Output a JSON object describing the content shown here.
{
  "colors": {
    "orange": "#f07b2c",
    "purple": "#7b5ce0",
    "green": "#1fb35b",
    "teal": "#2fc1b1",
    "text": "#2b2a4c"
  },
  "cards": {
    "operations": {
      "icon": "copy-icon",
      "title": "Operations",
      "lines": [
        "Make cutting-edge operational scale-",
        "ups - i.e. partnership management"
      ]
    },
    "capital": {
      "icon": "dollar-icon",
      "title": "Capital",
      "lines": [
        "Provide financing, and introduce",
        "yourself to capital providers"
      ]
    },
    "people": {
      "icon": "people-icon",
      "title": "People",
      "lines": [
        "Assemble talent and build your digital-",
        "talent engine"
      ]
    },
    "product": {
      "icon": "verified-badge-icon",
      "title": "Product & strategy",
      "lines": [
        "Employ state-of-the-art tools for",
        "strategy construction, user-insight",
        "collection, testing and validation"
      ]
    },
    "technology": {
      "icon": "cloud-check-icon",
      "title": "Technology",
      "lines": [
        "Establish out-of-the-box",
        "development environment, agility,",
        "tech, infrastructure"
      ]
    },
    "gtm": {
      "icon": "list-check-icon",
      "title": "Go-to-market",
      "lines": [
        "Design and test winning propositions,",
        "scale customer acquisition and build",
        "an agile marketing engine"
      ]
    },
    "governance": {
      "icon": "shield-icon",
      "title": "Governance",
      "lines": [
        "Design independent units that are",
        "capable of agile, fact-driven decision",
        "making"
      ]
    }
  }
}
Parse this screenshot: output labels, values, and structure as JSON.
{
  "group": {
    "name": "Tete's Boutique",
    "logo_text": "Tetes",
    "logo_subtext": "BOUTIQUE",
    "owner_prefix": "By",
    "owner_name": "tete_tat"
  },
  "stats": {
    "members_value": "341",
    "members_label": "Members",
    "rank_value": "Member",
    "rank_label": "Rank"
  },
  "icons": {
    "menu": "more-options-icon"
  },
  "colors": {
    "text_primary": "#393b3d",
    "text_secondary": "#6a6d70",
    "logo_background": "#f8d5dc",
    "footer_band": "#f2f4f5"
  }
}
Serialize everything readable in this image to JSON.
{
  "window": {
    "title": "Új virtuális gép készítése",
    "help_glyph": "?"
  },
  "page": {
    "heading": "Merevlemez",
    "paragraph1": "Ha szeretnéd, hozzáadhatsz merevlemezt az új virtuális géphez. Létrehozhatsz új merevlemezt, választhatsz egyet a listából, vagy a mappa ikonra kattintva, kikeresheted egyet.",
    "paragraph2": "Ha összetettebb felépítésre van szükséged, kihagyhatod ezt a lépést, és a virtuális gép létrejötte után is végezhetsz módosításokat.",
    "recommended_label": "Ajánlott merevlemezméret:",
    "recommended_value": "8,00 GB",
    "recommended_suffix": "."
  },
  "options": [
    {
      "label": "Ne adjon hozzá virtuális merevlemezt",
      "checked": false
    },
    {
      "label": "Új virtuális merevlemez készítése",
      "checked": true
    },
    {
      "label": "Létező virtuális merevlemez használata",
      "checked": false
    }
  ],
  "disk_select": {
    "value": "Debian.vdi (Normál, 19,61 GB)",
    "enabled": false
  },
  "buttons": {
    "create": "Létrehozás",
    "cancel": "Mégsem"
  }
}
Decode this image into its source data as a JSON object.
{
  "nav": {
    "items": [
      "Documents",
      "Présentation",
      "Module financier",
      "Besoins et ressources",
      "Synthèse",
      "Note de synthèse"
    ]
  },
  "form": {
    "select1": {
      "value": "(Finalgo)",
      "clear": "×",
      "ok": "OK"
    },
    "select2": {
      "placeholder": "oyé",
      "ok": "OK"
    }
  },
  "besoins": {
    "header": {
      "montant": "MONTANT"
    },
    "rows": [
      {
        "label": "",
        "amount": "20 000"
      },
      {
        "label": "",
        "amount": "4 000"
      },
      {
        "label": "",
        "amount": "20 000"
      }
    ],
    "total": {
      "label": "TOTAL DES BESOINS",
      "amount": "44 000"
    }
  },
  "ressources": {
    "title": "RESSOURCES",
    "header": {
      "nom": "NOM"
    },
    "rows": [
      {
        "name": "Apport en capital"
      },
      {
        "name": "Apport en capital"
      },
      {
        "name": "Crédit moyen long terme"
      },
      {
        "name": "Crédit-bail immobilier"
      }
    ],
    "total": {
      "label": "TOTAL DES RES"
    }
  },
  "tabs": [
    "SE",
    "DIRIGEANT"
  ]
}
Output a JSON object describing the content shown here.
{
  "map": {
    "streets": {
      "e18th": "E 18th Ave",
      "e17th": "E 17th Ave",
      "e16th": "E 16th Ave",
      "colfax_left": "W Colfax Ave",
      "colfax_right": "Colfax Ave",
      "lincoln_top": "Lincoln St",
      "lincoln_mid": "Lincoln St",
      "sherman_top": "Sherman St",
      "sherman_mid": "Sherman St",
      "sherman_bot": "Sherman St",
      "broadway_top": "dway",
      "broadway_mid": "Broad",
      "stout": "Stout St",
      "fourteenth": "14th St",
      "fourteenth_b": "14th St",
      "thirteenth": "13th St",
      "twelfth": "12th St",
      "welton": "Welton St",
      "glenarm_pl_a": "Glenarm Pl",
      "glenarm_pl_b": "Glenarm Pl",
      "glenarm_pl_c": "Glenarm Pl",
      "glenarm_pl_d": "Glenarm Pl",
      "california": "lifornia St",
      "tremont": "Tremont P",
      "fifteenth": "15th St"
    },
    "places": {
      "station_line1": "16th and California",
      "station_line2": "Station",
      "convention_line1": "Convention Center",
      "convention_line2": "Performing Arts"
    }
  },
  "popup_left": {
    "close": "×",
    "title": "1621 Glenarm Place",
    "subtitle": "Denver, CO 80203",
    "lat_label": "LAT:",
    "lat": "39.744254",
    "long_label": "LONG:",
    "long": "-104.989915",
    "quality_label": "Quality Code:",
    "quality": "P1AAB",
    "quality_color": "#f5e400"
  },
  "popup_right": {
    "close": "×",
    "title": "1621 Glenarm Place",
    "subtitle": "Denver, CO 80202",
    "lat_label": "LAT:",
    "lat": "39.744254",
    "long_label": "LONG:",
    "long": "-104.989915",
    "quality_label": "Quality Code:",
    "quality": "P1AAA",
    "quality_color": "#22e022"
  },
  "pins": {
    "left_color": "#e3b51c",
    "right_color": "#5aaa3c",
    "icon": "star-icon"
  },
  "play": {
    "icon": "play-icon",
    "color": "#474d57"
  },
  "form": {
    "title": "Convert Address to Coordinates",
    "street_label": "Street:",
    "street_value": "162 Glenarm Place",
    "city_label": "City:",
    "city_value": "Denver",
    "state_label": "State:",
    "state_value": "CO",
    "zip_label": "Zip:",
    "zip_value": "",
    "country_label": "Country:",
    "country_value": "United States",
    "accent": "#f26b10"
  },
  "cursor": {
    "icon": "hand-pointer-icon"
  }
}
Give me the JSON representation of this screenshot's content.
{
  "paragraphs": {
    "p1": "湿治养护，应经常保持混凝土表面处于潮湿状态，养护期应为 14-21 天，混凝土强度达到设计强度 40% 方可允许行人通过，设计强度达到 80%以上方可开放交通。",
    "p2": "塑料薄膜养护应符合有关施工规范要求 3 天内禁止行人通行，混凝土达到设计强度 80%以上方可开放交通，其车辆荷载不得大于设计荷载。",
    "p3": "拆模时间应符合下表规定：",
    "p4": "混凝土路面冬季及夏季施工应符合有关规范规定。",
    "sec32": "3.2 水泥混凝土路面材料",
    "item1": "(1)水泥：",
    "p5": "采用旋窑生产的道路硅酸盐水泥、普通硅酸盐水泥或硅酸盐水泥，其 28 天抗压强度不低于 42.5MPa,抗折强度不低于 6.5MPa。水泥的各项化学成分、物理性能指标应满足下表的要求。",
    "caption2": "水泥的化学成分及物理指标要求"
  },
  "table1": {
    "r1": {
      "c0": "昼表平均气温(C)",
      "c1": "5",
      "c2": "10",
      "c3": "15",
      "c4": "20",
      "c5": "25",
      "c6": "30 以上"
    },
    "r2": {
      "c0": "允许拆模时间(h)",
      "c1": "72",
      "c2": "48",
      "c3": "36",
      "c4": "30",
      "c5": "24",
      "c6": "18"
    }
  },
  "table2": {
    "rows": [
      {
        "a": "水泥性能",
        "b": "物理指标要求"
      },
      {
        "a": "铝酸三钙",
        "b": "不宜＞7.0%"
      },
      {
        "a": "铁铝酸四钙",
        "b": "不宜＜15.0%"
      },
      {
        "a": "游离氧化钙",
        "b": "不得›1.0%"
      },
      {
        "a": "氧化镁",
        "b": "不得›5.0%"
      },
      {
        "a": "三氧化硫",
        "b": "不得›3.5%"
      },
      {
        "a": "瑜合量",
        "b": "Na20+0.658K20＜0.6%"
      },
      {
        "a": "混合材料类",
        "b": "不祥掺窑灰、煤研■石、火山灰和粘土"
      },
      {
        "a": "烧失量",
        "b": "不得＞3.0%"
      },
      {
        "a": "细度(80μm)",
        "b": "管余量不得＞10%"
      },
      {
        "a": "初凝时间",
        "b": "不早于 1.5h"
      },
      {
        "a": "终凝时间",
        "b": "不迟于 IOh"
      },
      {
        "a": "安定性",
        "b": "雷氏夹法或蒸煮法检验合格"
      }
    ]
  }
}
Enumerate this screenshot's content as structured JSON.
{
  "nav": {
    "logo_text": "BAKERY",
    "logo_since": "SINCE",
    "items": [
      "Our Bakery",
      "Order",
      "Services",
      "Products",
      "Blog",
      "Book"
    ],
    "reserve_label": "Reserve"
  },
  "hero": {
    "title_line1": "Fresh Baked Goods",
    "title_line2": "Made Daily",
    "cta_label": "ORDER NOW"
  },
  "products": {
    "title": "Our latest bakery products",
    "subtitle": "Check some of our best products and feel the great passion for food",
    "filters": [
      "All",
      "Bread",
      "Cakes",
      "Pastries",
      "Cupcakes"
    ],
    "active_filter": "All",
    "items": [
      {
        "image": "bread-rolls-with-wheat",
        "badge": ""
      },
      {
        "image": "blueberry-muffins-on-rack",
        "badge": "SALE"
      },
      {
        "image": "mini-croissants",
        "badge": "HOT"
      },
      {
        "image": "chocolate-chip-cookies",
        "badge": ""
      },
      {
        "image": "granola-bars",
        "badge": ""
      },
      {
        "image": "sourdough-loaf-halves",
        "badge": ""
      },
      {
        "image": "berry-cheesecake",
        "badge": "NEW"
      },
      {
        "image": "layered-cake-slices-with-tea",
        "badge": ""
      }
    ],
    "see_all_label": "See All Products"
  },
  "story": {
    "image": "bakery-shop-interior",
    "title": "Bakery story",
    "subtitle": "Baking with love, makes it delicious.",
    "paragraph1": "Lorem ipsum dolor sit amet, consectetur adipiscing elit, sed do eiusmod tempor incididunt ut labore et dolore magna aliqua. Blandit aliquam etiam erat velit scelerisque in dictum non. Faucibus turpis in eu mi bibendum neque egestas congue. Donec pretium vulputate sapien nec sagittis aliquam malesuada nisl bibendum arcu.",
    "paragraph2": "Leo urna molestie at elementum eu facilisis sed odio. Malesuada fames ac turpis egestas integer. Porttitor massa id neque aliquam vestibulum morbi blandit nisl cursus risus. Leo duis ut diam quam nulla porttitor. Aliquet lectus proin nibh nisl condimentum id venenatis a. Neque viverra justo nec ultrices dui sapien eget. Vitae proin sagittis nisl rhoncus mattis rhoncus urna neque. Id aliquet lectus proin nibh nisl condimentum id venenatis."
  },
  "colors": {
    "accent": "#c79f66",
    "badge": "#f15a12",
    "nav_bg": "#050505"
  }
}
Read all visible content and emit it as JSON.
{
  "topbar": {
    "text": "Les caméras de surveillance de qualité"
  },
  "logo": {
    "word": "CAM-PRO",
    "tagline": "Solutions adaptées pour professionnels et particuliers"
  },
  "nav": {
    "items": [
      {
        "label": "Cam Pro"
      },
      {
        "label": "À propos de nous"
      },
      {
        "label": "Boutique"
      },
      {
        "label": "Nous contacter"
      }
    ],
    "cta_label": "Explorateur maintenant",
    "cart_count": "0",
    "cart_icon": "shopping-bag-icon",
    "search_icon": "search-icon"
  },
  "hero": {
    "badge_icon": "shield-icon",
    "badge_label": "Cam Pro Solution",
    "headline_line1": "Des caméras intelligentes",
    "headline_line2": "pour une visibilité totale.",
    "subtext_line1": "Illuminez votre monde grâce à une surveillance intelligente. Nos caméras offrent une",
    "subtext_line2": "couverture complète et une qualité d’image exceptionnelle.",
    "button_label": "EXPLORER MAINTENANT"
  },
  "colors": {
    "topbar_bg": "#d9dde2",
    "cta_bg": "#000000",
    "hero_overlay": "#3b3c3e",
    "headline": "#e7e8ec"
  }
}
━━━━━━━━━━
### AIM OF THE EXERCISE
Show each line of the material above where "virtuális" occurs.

### TASK OUTPUT
    "title": "Új virtuális gép készítése",
    "paragraph1": "Ha szeretnéd, hozzáadhatsz merevlemezt az új virtuális géphez. Létrehozhatsz új merevlemezt, választhatsz egyet a listából, vagy a mappa ikonra kattintva, kikeresheted egyet.",
    "paragraph2": "Ha összetettebb felépítésre van szükséged, kihagyhatod ezt a lépést, és a virtuális gép létrejötte után is végezhetsz módosításokat.",
      "label": "Ne adjon hozzá virtuális merevlemezt",
      "label": "Új virtuális merevlemez készítése",
      "label": "Létező virtuális merevlemez használata",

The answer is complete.